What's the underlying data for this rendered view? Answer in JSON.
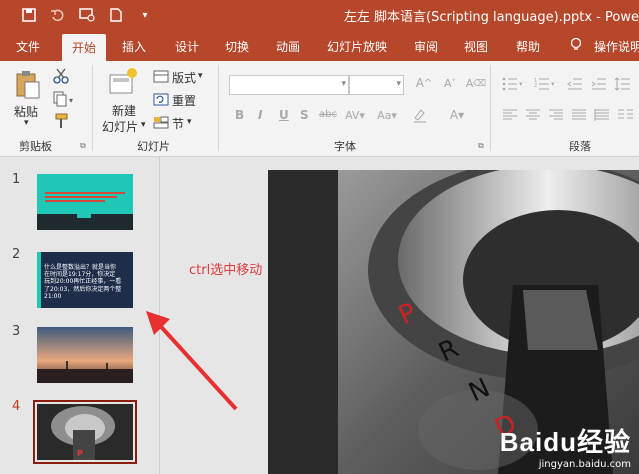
{
  "title_bar": {
    "title": "左左 脚本语言(Scripting language).pptx  -  Powe",
    "icons": [
      "save-icon",
      "undo-icon",
      "present-icon",
      "new-file-icon",
      "customize-icon"
    ]
  },
  "tabs": [
    {
      "label": "文件"
    },
    {
      "label": "开始"
    },
    {
      "label": "插入"
    },
    {
      "label": "设计"
    },
    {
      "label": "切换"
    },
    {
      "label": "动画"
    },
    {
      "label": "幻灯片放映"
    },
    {
      "label": "审阅"
    },
    {
      "label": "视图"
    },
    {
      "label": "帮助"
    },
    {
      "label": "操作说明"
    }
  ],
  "ribbon": {
    "clipboard": {
      "paste": "粘贴",
      "group": "剪贴板"
    },
    "slides": {
      "new_slide_l1": "新建",
      "new_slide_l2": "幻灯片",
      "layout": "版式",
      "reset": "重置",
      "section": "节",
      "group": "幻灯片"
    },
    "font": {
      "bold": "B",
      "italic": "I",
      "underline": "U",
      "strike": "S",
      "shadow": "abc",
      "group": "字体"
    },
    "paragraph": {
      "group": "段落"
    }
  },
  "slides": [
    {
      "number": "1"
    },
    {
      "number": "2",
      "text": "什么是整数溢出？就是当你\n在时间是19:17分，你决定\n玩到20:00再忙正经事，一看\n了20:03，然后你决定两个整\n21:00"
    },
    {
      "number": "3"
    },
    {
      "number": "4"
    }
  ],
  "annotation": "ctrl选中移动",
  "watermark": {
    "brand": "Baidu经验",
    "url": "jingyan.baidu.com"
  },
  "colors": {
    "accent": "#b7472a",
    "annotation": "#e03b3b",
    "selected_border": "#8a1f11"
  }
}
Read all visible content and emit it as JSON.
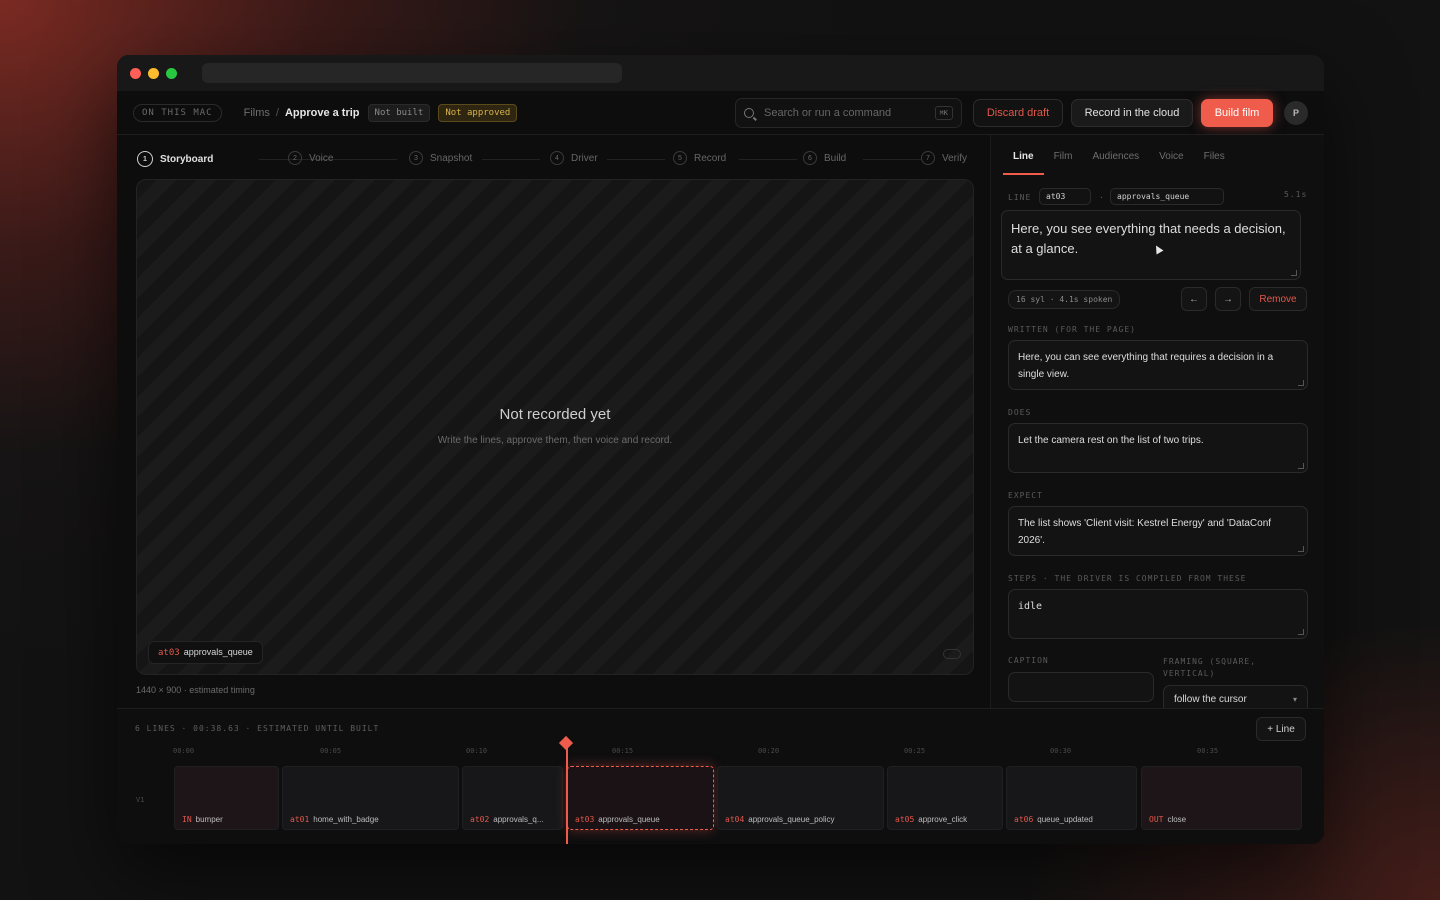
{
  "topbar": {
    "location": "ON THIS MAC",
    "breadcrumb_root": "Films",
    "breadcrumb_sep": "/",
    "breadcrumb_current": "Approve a trip",
    "badge_built": "Not built",
    "badge_approved": "Not approved",
    "search_placeholder": "Search or run a command",
    "search_shortcut": "⌘K",
    "discard_label": "Discard draft",
    "cloud_label": "Record in the cloud",
    "build_label": "Build film",
    "avatar_initial": "P"
  },
  "stepper": [
    {
      "num": "1",
      "label": "Storyboard"
    },
    {
      "num": "2",
      "label": "Voice"
    },
    {
      "num": "3",
      "label": "Snapshot"
    },
    {
      "num": "4",
      "label": "Driver"
    },
    {
      "num": "5",
      "label": "Record"
    },
    {
      "num": "6",
      "label": "Build"
    },
    {
      "num": "7",
      "label": "Verify"
    }
  ],
  "stage": {
    "title": "Not recorded yet",
    "subtitle": "Write the lines, approve them, then voice and record.",
    "chip_id": "at03",
    "chip_name": "approvals_queue",
    "dims": "1440 × 900 · estimated timing"
  },
  "panel": {
    "tabs": [
      "Line",
      "Film",
      "Audiences",
      "Voice",
      "Files"
    ],
    "line_label": "LINE",
    "line_id": "at03",
    "line_sep": "·",
    "line_name": "approvals_queue",
    "line_time": "5.1s",
    "spoken_text": "Here, you see everything that needs a decision, at a glance.",
    "stats": "16 syl · 4.1s spoken",
    "prev_label": "←",
    "next_label": "→",
    "remove_label": "Remove",
    "written_label": "WRITTEN (FOR THE PAGE)",
    "written_text": "Here, you can see everything that requires a decision in a single view.",
    "does_label": "DOES",
    "does_text": "Let the camera rest on the list of two trips.",
    "expect_label": "EXPECT",
    "expect_text": "The list shows 'Client visit: Kestrel Energy' and 'DataConf 2026'.",
    "steps_label": "STEPS · THE DRIVER IS COMPILED FROM THESE",
    "steps_text": "idle",
    "caption_label": "CAPTION",
    "caption_value": "",
    "framing_label": "FRAMING (SQUARE, VERTICAL)",
    "framing_value": "follow the cursor"
  },
  "timeline": {
    "header": "6 LINES · 00:38.63 · ESTIMATED UNTIL BUILT",
    "add_label": "+ Line",
    "track": "V1",
    "ticks": [
      "00:00",
      "00:05",
      "00:10",
      "00:15",
      "00:20",
      "00:25",
      "00:30",
      "00:35"
    ],
    "clips": [
      {
        "id": "IN",
        "name": "bumper"
      },
      {
        "id": "at01",
        "name": "home_with_badge"
      },
      {
        "id": "at02",
        "name": "approvals_q..."
      },
      {
        "id": "at03",
        "name": "approvals_queue"
      },
      {
        "id": "at04",
        "name": "approvals_queue_policy"
      },
      {
        "id": "at05",
        "name": "approve_click"
      },
      {
        "id": "at06",
        "name": "queue_updated"
      },
      {
        "id": "OUT",
        "name": "close"
      }
    ]
  },
  "colors": {
    "accent": "#ef5c4b",
    "amber": "#d9b24c"
  }
}
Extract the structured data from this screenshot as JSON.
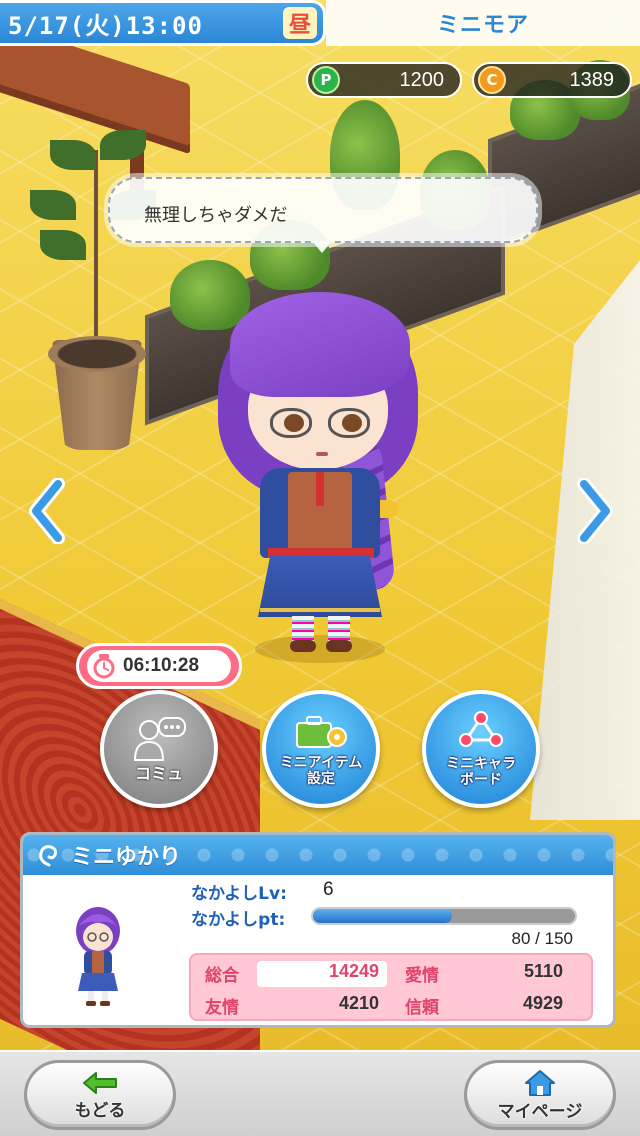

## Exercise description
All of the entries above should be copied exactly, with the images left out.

## Response
What's the underlying data for this rendered view? Answer in JSON.
{
  "title_bar": {
    "title": "左左 脚本语言(Scripting language).pptx  -  Powe",
    "icons": [
      "save-icon",
      "undo-icon",
      "present-icon",
      "new-file-icon",
      "customize-icon"
    ]
  },
  "tabs": [
    {
      "label": "文件"
    },
    {
      "label": "开始"
    },
    {
      "label": "插入"
    },
    {
      "label": "设计"
    },
    {
      "label": "切换"
    },
    {
      "label": "动画"
    },
    {
      "label": "幻灯片放映"
    },
    {
      "label": "审阅"
    },
    {
      "label": "视图"
    },
    {
      "label": "帮助"
    },
    {
      "label": "操作说明"
    }
  ],
  "ribbon": {
    "clipboard": {
      "paste": "粘贴",
      "group": "剪贴板"
    },
    "slides": {
      "new_slide_l1": "新建",
      "new_slide_l2": "幻灯片",
      "layout": "版式",
      "reset": "重置",
      "section": "节",
      "group": "幻灯片"
    },
    "font": {
      "bold": "B",
      "italic": "I",
      "underline": "U",
      "strike": "S",
      "shadow": "abc",
      "group": "字体"
    },
    "paragraph": {
      "group": "段落"
    }
  },
  "slides": [
    {
      "number": "1"
    },
    {
      "number": "2",
      "text": "什么是整数溢出？就是当你\n在时间是19:17分，你决定\n玩到20:00再忙正经事，一看\n了20:03，然后你决定两个整\n21:00"
    },
    {
      "number": "3"
    },
    {
      "number": "4"
    }
  ],
  "annotation": "ctrl选中移动",
  "watermark": {
    "brand": "Baidu经验",
    "url": "jingyan.baidu.com"
  },
  "colors": {
    "accent": "#b7472a",
    "annotation": "#e03b3b",
    "selected_border": "#8a1f11"
  }
}
Read all visible content and emit it as JSON.
{
  "topbar": {
    "location": "ON THIS MAC",
    "breadcrumb_root": "Films",
    "breadcrumb_sep": "/",
    "breadcrumb_current": "Approve a trip",
    "badge_built": "Not built",
    "badge_approved": "Not approved",
    "search_placeholder": "Search or run a command",
    "search_shortcut": "⌘K",
    "discard_label": "Discard draft",
    "cloud_label": "Record in the cloud",
    "build_label": "Build film",
    "avatar_initial": "P"
  },
  "stepper": [
    {
      "num": "1",
      "label": "Storyboard"
    },
    {
      "num": "2",
      "label": "Voice"
    },
    {
      "num": "3",
      "label": "Snapshot"
    },
    {
      "num": "4",
      "label": "Driver"
    },
    {
      "num": "5",
      "label": "Record"
    },
    {
      "num": "6",
      "label": "Build"
    },
    {
      "num": "7",
      "label": "Verify"
    }
  ],
  "stage": {
    "title": "Not recorded yet",
    "subtitle": "Write the lines, approve them, then voice and record.",
    "chip_id": "at03",
    "chip_name": "approvals_queue",
    "dims": "1440 × 900 · estimated timing"
  },
  "panel": {
    "tabs": [
      "Line",
      "Film",
      "Audiences",
      "Voice",
      "Files"
    ],
    "line_label": "LINE",
    "line_id": "at03",
    "line_sep": "·",
    "line_name": "approvals_queue",
    "line_time": "5.1s",
    "spoken_text": "Here, you see everything that needs a decision, at a glance.",
    "stats": "16 syl · 4.1s spoken",
    "prev_label": "←",
    "next_label": "→",
    "remove_label": "Remove",
    "written_label": "WRITTEN (FOR THE PAGE)",
    "written_text": "Here, you can see everything that requires a decision in a single view.",
    "does_label": "DOES",
    "does_text": "Let the camera rest on the list of two trips.",
    "expect_label": "EXPECT",
    "expect_text": "The list shows 'Client visit: Kestrel Energy' and 'DataConf 2026'.",
    "steps_label": "STEPS · THE DRIVER IS COMPILED FROM THESE",
    "steps_text": "idle",
    "caption_label": "CAPTION",
    "caption_value": "",
    "framing_label": "FRAMING (SQUARE, VERTICAL)",
    "framing_value": "follow the cursor"
  },
  "timeline": {
    "header": "6 LINES · 00:38.63 · ESTIMATED UNTIL BUILT",
    "add_label": "+ Line",
    "track": "V1",
    "ticks": [
      "00:00",
      "00:05",
      "00:10",
      "00:15",
      "00:20",
      "00:25",
      "00:30",
      "00:35"
    ],
    "clips": [
      {
        "id": "IN",
        "name": "bumper"
      },
      {
        "id": "at01",
        "name": "home_with_badge"
      },
      {
        "id": "at02",
        "name": "approvals_q..."
      },
      {
        "id": "at03",
        "name": "approvals_queue"
      },
      {
        "id": "at04",
        "name": "approvals_queue_policy"
      },
      {
        "id": "at05",
        "name": "approve_click"
      },
      {
        "id": "at06",
        "name": "queue_updated"
      },
      {
        "id": "OUT",
        "name": "close"
      }
    ]
  },
  "colors": {
    "accent": "#ef5c4b",
    "amber": "#d9b24c"
  }
}
Extract the structured data from this screenshot as JSON.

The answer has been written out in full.